- The Coffee Bean is Not Homogenous: Sifted Salami Espresso | by Robert McKeon Aloe | Towards Data Science – The biggest hinderance in understanding espresso is an understanding of the coffee bean. Typically, we assume the coffee bean is homogenous in taste and extraction potential. When I started… (towardsdatascience.com)
- Is Coffee A Fruit? Let’s clear up the confusion. No matter how much your life revolves around coffee, at some point, you must have stopped and pondered whether coffee is a fruit or a vegetable? (beanground.com)
- A Coffee Bean is Not Actually a Bean. Today I found out a Coffee bean is not actually a bean, rather it is a seed. Now I know you are saying to yourself right now, “Aren’t beans seeds and seeds beans?” Surprisingly, that is not the case. (who knew?) (TodayIFoundOut.com)
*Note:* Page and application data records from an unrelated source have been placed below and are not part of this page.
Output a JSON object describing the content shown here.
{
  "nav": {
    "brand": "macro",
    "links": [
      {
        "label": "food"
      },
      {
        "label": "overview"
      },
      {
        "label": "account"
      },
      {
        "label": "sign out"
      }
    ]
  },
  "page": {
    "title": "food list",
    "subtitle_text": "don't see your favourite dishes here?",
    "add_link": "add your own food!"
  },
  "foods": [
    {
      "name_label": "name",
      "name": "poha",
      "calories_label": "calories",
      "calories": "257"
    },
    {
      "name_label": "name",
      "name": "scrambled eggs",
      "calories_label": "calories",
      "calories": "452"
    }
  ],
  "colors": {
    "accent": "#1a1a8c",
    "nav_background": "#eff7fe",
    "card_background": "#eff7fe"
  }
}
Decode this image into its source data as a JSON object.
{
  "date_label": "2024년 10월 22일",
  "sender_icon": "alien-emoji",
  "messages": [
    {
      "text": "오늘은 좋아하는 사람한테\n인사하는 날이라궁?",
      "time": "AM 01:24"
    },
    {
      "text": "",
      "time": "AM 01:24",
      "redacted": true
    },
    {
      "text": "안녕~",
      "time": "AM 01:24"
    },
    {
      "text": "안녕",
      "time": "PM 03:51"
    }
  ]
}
Factual sentences referenced across top search results:
- The two most economically important varieties of coffee plant are the Arabica and the Robusta; approximately 60% of the coffee produced worldwide is Arabica and ~40% is Robusta. (en.wikipedia.org)
- Brazil produces about 45% of the world’s total coffee exports, with most grown in Brazil. (en.wikipedia.org)
- The caffeine content is between 1.0% and 2.5% by weight of dry green coffee beans. (en.wikipedia.org)
- In green coffee beans, the content is between 0.6% and 1.0%. (en.wikipedia.org)
- At a roasting temperature of 230 °C (446 °F), 85% of the trigonelline is degraded (en.wikipedia.org)
- Further, 11-S storage proteins are degraded to their individual amino acids under roasting temperature, thus are an additional source of bitter components due to generation of  Carbohydrates make up about 50% of the dry weight of green coffee beans. (en.wikipedia.org)
- Arabinogalactan makes up to 17% of dry weight of green coffee beans, with a molecular weight of 90 kDa to 200 kDa. (en.wikipedia.org)
Other external links that you may find useful…
- Evolution of green coffee protein profiles with maturation and relationship to coffee cup quality – PubMed
- Analysis of free amino acids in green coffee beans. I. Determination of amino acids after precolumn derivatization using 9-fluorenylmethylchloroformate – PubMed
- Green coffee beans | Semantic Scholar
- Analysis of free amino acids in green coffee beans | Semantic Scholar